The episode begins with call center drone Gary Lambert telemarketing VinylRight siding when he begins to see a mysterious bug-like entity (his boss, Greg Pincus) jittering through the office. Sanity clearly questioned, he begins calling local radio stations with a manifesto, attracting the attention of the FBI due to similarities with other events at the manufacturer. Mulder and Scully are reluctant to participate, and, in fact, this variation of Mulder is aggressively tired of “monster of the week” assignments. His resentment at being assigned to this case begins to drive a wedge through his relationship with Scully, a nice touch on Gilligan’s part. When Mulder arrives on scene, Lambert finally snaps and holds co-workers hostage at gunpoint, eventually killing one he believes to be a zombie. When the FBI finally overtakes him, Mulder catches a brief glimpse of Pincus as the insect monster and begins to have doubts as to how insane the now-dead Lamber actually was.
Here, the ‘Folie à Deux’ shifts perspective. Initially, I expected the resolution to be tied to some kind of experiment or pathogen spread within the office. There’s even a scene where a glitter-like substance sprinkles from a vent. But Gilligan takes us in a different direction. As Mulder further explores Pincus and his ties to multiple sites of similar occurrences, he begins to suspect that Pincus is actually some sort of monster. Scully, of course, thinks Mulder is cracking and actively refuses to support his hunches, including refusing to perform an autopsy on Lambert’s shooting victim.
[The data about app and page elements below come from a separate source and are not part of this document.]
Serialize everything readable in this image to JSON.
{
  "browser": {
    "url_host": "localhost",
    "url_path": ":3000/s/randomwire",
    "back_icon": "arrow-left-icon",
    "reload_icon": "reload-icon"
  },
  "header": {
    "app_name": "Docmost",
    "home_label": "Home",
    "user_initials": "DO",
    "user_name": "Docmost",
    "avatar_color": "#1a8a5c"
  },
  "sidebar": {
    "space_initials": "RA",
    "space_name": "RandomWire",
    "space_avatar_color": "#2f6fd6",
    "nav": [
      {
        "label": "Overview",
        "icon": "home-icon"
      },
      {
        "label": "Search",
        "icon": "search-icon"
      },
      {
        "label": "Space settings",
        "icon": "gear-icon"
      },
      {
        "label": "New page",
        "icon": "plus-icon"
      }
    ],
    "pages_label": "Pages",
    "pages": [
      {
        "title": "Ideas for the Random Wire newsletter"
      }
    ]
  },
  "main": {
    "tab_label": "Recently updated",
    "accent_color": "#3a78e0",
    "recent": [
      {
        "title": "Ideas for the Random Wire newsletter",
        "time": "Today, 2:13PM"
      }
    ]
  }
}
Mulder’s actions eventually land him in the loony bin where he sees the bug version of Pincus outside his third floor window. Having determined that Pincus actually does inject some sort of substance into the spine of his victims, killing them and effectively rendering them zombies, he convinces Scully that something may be afoot with Pincus. She arrives in the hospital to see the insect creature hovered over Mulder and shoots at it, causing it to jump out of the window. The case is wrapped with Mulder cleared for duty, but the final scene of the episode shows another office, another agitated employee, and the same bug-like sounds emanating through the floor.
The brilliance of the first half of ‘Folie à Deux’ is the exploration of the American white collar office drone. Bored and unchallenged by the monotonous work, Lambert’s initial psychosis is easily understood. Who hasn’t imagined their managers as some sort of other-worldly creature? It’s kind of the rules of the game within office environments. It helps cut the monotony and keeps the mind alive. Actually evolving the manager character into a monster is an amusing touch on Gilligan’s part.
The transition from The Twilight Zone-inspired first half (its thematic first cousin of the “gremlin on the plane” episode) in which no one believes the individual who is able to see things no one else does to the questioning of Mulder’s own sanity is a thrilling shift. And, ultimately, “Folie à Deux” is simply an unnerving and vaguely scary episode. Most likely afraid of the low-quality makeup or prosthetics of the bug creature, the director films it in very low light and with jittery camera tricks, thus heightening the tension and terror of the episode. It’s always scarier when you can’t see the evil – even if the evil is your office manager.